I circled around once I saw where it was. Parked a couple blocks down and waited a minute. When the summer sky finished darkening, I snuck into the backyard.
Her family was plain, but they smiled a lot. A mother, a father, two little brothers. Her mom looked at her, a lot. Her mom’s smile was the biggest—so big I could count all her teeth. The girl’s father was there—he was close, touchable. He must have thought all this was important. Her brothers’ giggling sounded like a prettier song than I ever sang.

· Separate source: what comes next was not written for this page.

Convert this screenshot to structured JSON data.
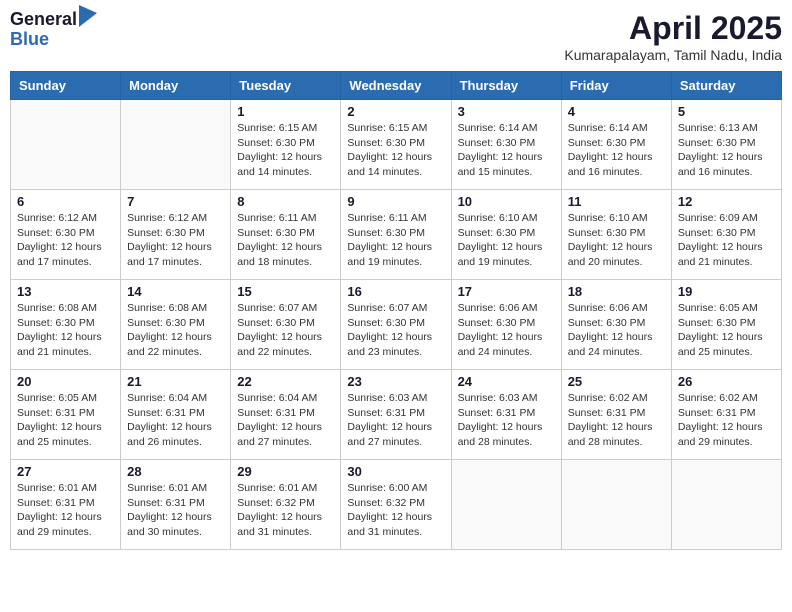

And the girl wasn’t sad. Weird, maybe, to do what she’d done today. But I was sure she had peace in that chest of hers. Because she danced a little while she brushed her teeth. She picked at an inconsequential blemish on her cheek without once looking back to make sure her mom wasn’t staring at her through the cracked bathroom door. Everywhere she looked, her eyes found solid, trustworthy things.
She got into bed and stretched out of her day. Closed her eyes. Slept.
I climbed into the boys’ tree house, eye level with her room. My food-sickness had subsided. I lay down, just as she did, arms placed the same, legs bent the same as if this outward configuration could change what was inside. I closed my eyes.
Amy Holt has lived on both coasts and many places in between, and is currently in the process of moving to Louisville, KY, with her husband and two imaginative daughters. She has her master’s in art direction and can’t stop taking photos and drawing little pictures of her daughters battling monsters and chasing rainbows. Her work has appeared in Passages North and is forthcoming from Selene Quarterly. Find her on Twitter @storieswandered and on Instagram @amyjl.